Healthgrades and ZocDoc are great benchmarks as they are unbiased, providing patients with objective information about various providers agnostic of insurance company or health system allegiances, but there is room for improvement.
Serving the needs of specific patient communities is an important aspect of provider rating and review tools that doesn’t seem to have widespread adoption. Evidence from a variety of research studies suggests that the LGBTQ+ community, for example, has particular healthcare needs that are not being met and this community may even have their own definition of what a high quality health experience looks like (e.g. was the provider welcoming and friendly? was the provider competent in LGBTQ+ health issues? etc.).
Does the tool rely on providers and practices to self report? Can they opt out?
Some existing tools rely on providers and medical practices to self report data about their own policies and practices which can translate into low accountability and validation within the patient community. Additionally, allowing providers to opt out of the rating and review scheme conveys, at a system level, there isn’t a commitment to a transparent, patient centric approach to information sharing.
Does tool reflect the entire spectrum of health and wellness services?
The movement towards patients seeking care outside of a standard medical office, either as a replacement of or complement to traditional healthcare services, continues to grow. Thus, the rating and review tools must continue to expand to encompass the entire spectrum of health and wellness services. Sure, I’m seeing acupuncturists and massage therapists listed as options on tools currently, but perhaps we can broaden our criteria to say, “I want to incorporate into my tool any person, place or organization that has a commitment to helping people heal and achieve holistic well-being”. If that wider definition is adopted, things like: ayurveda , diet-based therapies, reiki, gym/fitness facilities, massage therapies, qi gong, and music therapy, to name a few, must be represented.

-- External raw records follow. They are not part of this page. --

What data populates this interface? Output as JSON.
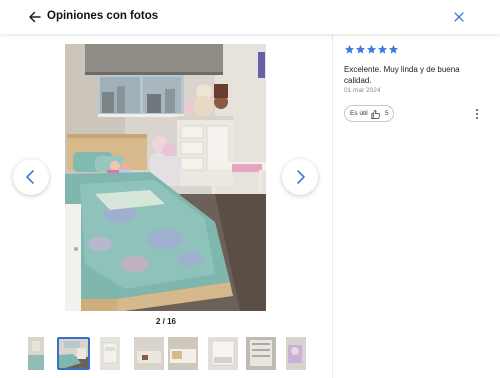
{
  "header": {
    "title": "Opiniones con fotos",
    "back_icon": "arrow-left-icon",
    "close_icon": "close-icon"
  },
  "gallery": {
    "counter": "2 / 16",
    "current": 2,
    "total": 16,
    "prev_icon": "chevron-left-icon",
    "next_icon": "chevron-right-icon",
    "thumbnails_visible": 9,
    "active_thumbnail": 2
  },
  "review": {
    "rating": 5,
    "rating_max": 5,
    "star_color": "#3b7ddd",
    "text": "Excelente. Muy linda y de buena calidad.",
    "date": "01 mar 2024",
    "useful_label": "Es útil",
    "useful_count": "5",
    "useful_icon": "thumbs-up-icon",
    "more_icon": "more-vertical-icon"
  },
  "colors": {
    "accent": "#3b7ddd",
    "active_thumb_border": "#3a6fc4"
  }
}
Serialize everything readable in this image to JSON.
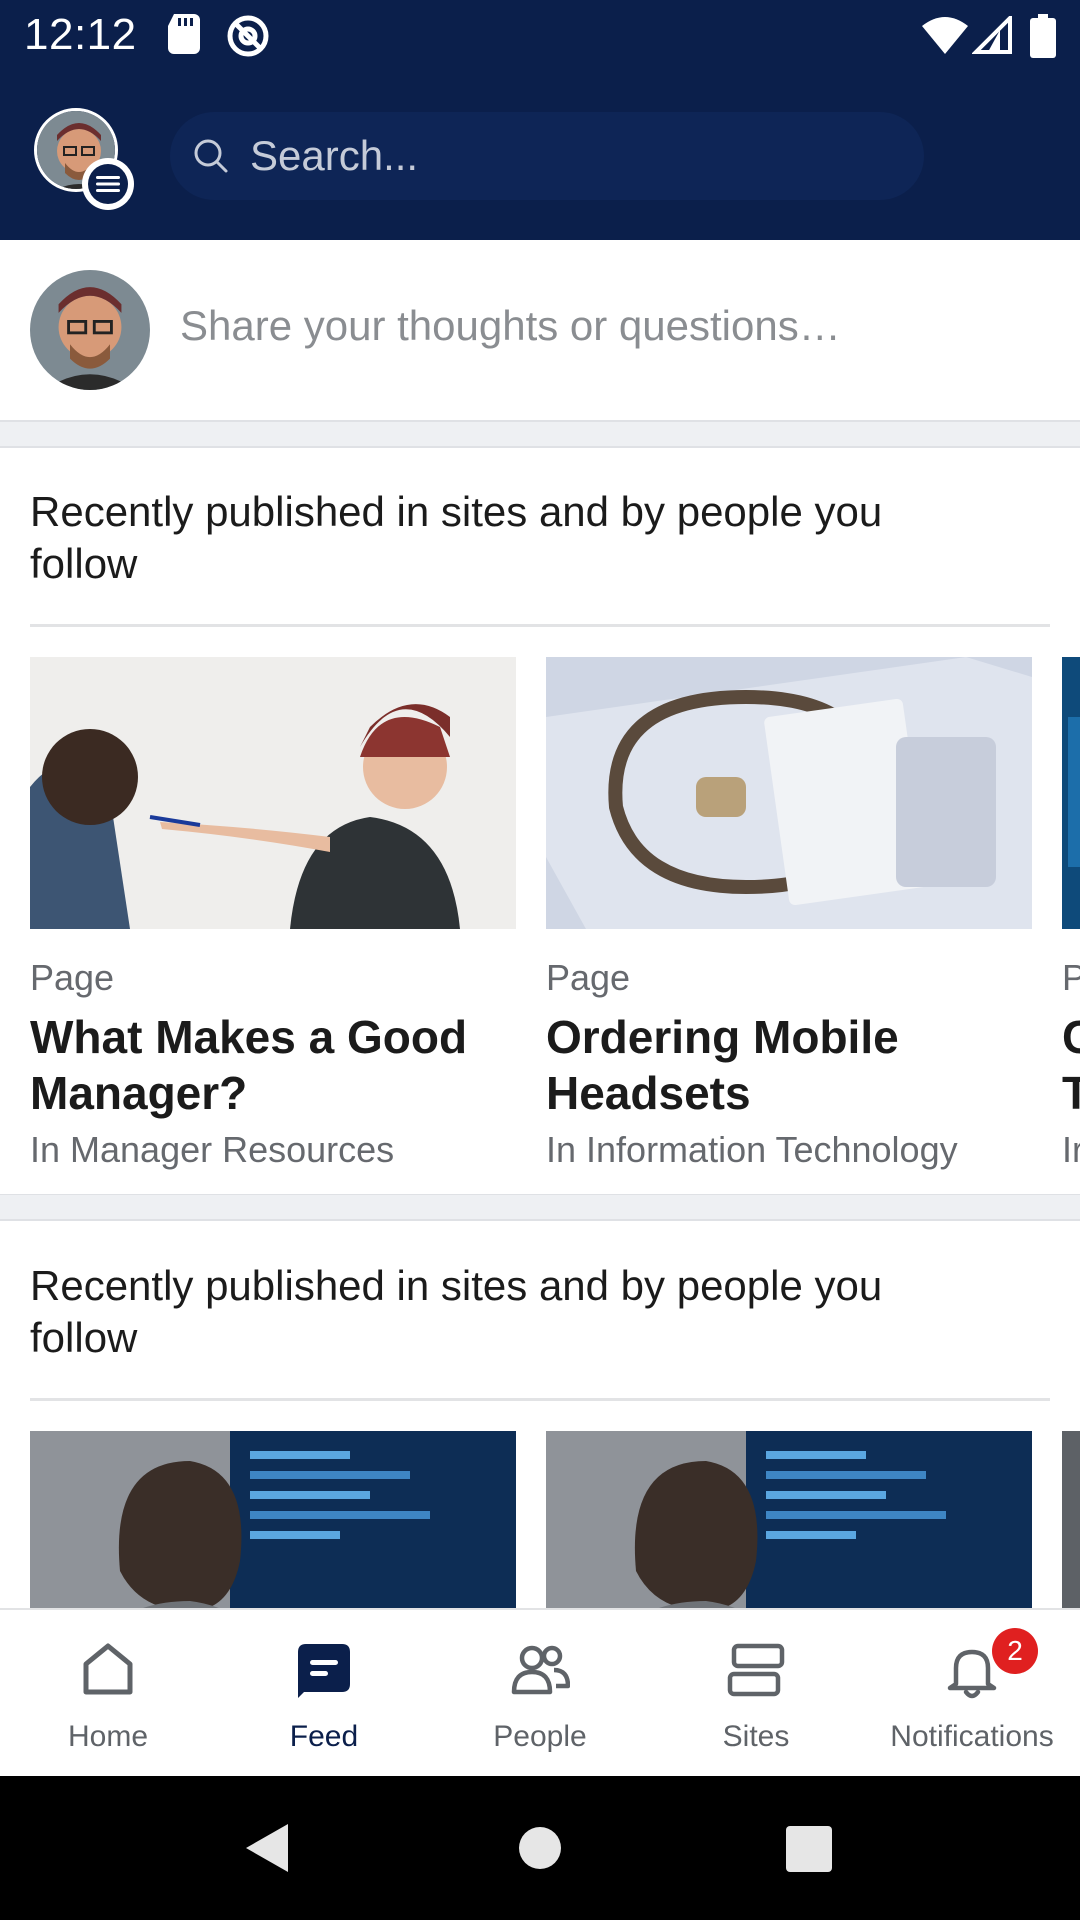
{
  "status_bar": {
    "time": "12:12"
  },
  "search": {
    "placeholder": "Search..."
  },
  "composer": {
    "prompt": "Share your thoughts or questions…"
  },
  "sections": [
    {
      "title": "Recently published in sites and by people you follow",
      "cards": [
        {
          "type": "Page",
          "title": "What Makes a Good Manager?",
          "site": "In Manager Resources",
          "image": "whiteboard-meeting"
        },
        {
          "type": "Page",
          "title": "Ordering Mobile Headsets",
          "site": "In Information Technology",
          "image": "samsung-headset-box"
        },
        {
          "type": "P",
          "title": "C T",
          "site": "Ir"
        }
      ]
    },
    {
      "title": "Recently published in sites and by people you follow",
      "cards": [
        {
          "image": "developer-monitor"
        },
        {
          "image": "developer-monitor"
        }
      ]
    }
  ],
  "bottom_nav": {
    "items": [
      {
        "label": "Home",
        "icon": "home-icon"
      },
      {
        "label": "Feed",
        "icon": "feed-icon",
        "active": true
      },
      {
        "label": "People",
        "icon": "people-icon"
      },
      {
        "label": "Sites",
        "icon": "sites-icon"
      },
      {
        "label": "Notifications",
        "icon": "bell-icon",
        "badge": "2"
      }
    ]
  },
  "colors": {
    "header": "#0b1f4b",
    "badge": "#e02020",
    "active_nav": "#0b1f4b"
  }
}
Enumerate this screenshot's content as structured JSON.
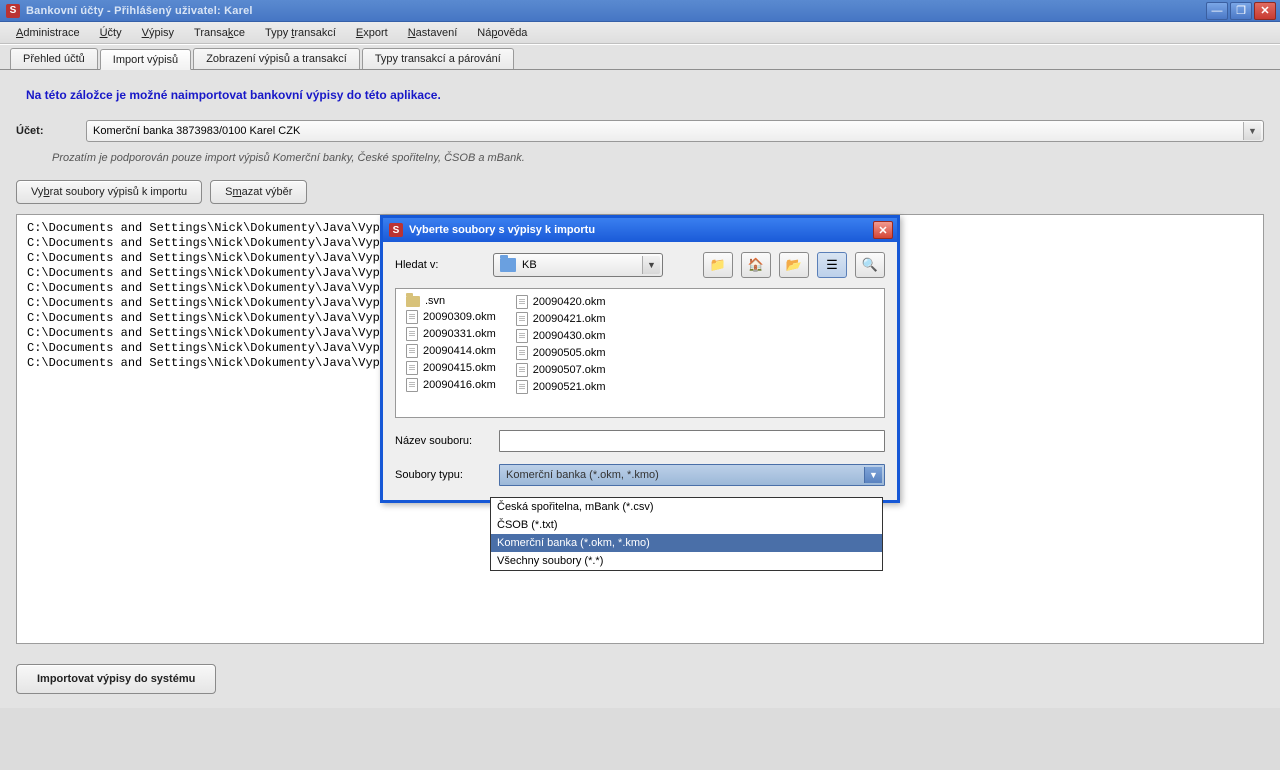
{
  "titlebar": {
    "title": "Bankovní účty  -  Přihlášený uživatel:  Karel"
  },
  "menu": [
    "Administrace",
    "Účty",
    "Výpisy",
    "Transakce",
    "Typy transakcí",
    "Export",
    "Nastavení",
    "Nápověda"
  ],
  "menu_underline_idx": [
    0,
    0,
    0,
    6,
    5,
    0,
    0,
    2
  ],
  "tabs": [
    "Přehled účtů",
    "Import výpisů",
    "Zobrazení výpisů a transakcí",
    "Typy transakcí a párování"
  ],
  "active_tab": 1,
  "page": {
    "heading": "Na této záložce je možné naimportovat bankovní výpisy do této aplikace.",
    "account_label": "Účet:",
    "account_value": "Komerční banka      3873983/0100      Karel      CZK",
    "supported_note": "Prozatím je podporován pouze import výpisů Komerční banky, České spořitelny, ČSOB a mBank.",
    "btn_select_files": "Vybrat soubory výpisů k importu",
    "btn_clear": "Smazat výběr",
    "btn_import": "Importovat výpisy do systému",
    "files": [
      "C:\\Documents and Settings\\Nick\\Dokumenty\\Java\\Vyp:",
      "C:\\Documents and Settings\\Nick\\Dokumenty\\Java\\Vyp:",
      "C:\\Documents and Settings\\Nick\\Dokumenty\\Java\\Vyp:",
      "C:\\Documents and Settings\\Nick\\Dokumenty\\Java\\Vyp:",
      "C:\\Documents and Settings\\Nick\\Dokumenty\\Java\\Vyp:",
      "C:\\Documents and Settings\\Nick\\Dokumenty\\Java\\Vyp:",
      "C:\\Documents and Settings\\Nick\\Dokumenty\\Java\\Vyp:",
      "C:\\Documents and Settings\\Nick\\Dokumenty\\Java\\Vyp:",
      "C:\\Documents and Settings\\Nick\\Dokumenty\\Java\\Vyp:",
      "C:\\Documents and Settings\\Nick\\Dokumenty\\Java\\Vyp:"
    ]
  },
  "dialog": {
    "title": "Vyberte soubory s výpisy k importu",
    "lookin_label": "Hledat v:",
    "lookin_value": "KB",
    "filename_label": "Název souboru:",
    "filetype_label": "Soubory typu:",
    "filetype_value": "Komerční banka (*.okm, *.kmo)",
    "col1": [
      ".svn",
      "20090309.okm",
      "20090331.okm",
      "20090414.okm",
      "20090415.okm",
      "20090416.okm"
    ],
    "col2": [
      "20090420.okm",
      "20090421.okm",
      "20090430.okm",
      "20090505.okm",
      "20090507.okm",
      "20090521.okm"
    ],
    "options": [
      "Česká spořitelna, mBank (*.csv)",
      "ČSOB (*.txt)",
      "Komerční banka (*.okm, *.kmo)",
      "Všechny soubory (*.*)"
    ],
    "selected_option": 2,
    "icons": [
      "folder-up",
      "home",
      "new-folder",
      "list-view",
      "details-view"
    ]
  }
}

RE: Providers are still uncomfortable with the idea of being rated and reviewed online by patients
Dr. Lee said it best, “Why is it that as an industry we persist in fooling ourselves that customer satisfaction doesn’t matter? The patient defines value, and the sooner we come to terms with that, the better. So why hold individual providers, mostly physicians, publicly accountable for delivering an exceptional patient experience? Because it signals to everyone within the organization that it is important and empowers those at the point of care to drive change.”
Using her own experiences at The University of Utah Health Care (UUHC) as a case study, Dr. Lee found that, “by putting patient reviews online, complete with unedited comments and an accessible five-star ranking”, UUHC has demonstrated their ability to: provide better care, build trust with patients, provide safer care, improve margins and drive continuous improvement.
The reality, for health systems and providers who do fear online patient reviews, is that these conversations are already happening! Many marginalized communities, for instance, are using social media channels like Facebook and Twitter to have unmoderated discussions about their health care experiences (though admittedly they are ineffective many times because they are public, disorganized and hard to archive).
Dr. Lee maintains, “for now, patients still defer to word-of-mouth recommendations when choosing doctors and hospitals, and online consumer reviews are like word-of-mouth on steroids. Consumers seek the same support from the internet for health care decisions as they do in other markets — 59% say physician rating sites are “somewhat” or “very” important, and 37% of online review users say they avoided a physician with bad ratings, reports a 2014 study in the Journal of the American Medical Association.”
What if providers shifted their opinions about online patient ratings and reviews from something to be feared to an opportunity to seize? Would this shift in opinion help us progress as an industry towards better, safer, more competent care for all?
Agree? Disagree? Tell me what you think!
LinkedIn: linkedin.com/in/laurenchofmann and Twitter:@LaurenCHof